‘A popular museum for ocular art’ is one of the descriptions of the Rotterdam Eye Hospital in this book, demonstrating that it has its eye on being more than just an ophthalmic institution. Here we can see how the hospital profiles itself as a client for photographers, artists and architects. In all of this, looking after the poorly sighted patient is the main priority, and this was also a priority for the book designer. The hospital building is all about light, clarity and colour, and the same goes for the book. One striking feature is the apparently random succession of different types of paper, a challenge to the reader’s sense of touch. There is also, of course, a page of Braille. Under the hard plastic of the dust jacket we find the sensuously soft Sense from the paper collection of Proost & Brandt. The photographs of the interior are never sharp, as if we are looking through the eyes of someone with poor eyesight. The typography of the texts is large and nicely legible.
The solution chosen for the bilingual text is idiosyncratic: the Dutch text reads in the usual direction, but the English translation runs from back to front. This means that the two versions of the same text meet in the middle of the book, but since the illustrations run through the entire book in no particular order the two languages have equal status.

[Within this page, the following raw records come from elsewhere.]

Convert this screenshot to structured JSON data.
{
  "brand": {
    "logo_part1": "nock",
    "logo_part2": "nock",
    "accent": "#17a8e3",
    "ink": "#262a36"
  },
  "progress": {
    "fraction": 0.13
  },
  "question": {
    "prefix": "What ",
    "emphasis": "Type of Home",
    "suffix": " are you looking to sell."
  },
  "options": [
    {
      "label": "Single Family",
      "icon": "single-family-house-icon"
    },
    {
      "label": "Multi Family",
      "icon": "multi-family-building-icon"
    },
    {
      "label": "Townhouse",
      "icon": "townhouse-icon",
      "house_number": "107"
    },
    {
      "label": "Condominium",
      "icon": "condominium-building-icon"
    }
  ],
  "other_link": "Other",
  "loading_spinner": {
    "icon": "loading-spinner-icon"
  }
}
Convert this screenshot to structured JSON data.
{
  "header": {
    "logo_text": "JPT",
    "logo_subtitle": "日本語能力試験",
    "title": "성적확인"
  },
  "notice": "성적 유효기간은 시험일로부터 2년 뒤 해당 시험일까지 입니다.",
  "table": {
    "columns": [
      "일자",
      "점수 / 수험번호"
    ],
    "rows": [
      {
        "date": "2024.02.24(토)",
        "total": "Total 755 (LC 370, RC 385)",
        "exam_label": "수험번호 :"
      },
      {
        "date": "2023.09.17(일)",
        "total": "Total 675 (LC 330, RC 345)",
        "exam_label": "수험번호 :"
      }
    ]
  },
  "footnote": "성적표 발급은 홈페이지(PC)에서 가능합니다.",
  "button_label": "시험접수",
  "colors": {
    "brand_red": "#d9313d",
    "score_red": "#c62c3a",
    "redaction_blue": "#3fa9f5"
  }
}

Bronze medal, Best Book Design from all over the World, Leipzig 2007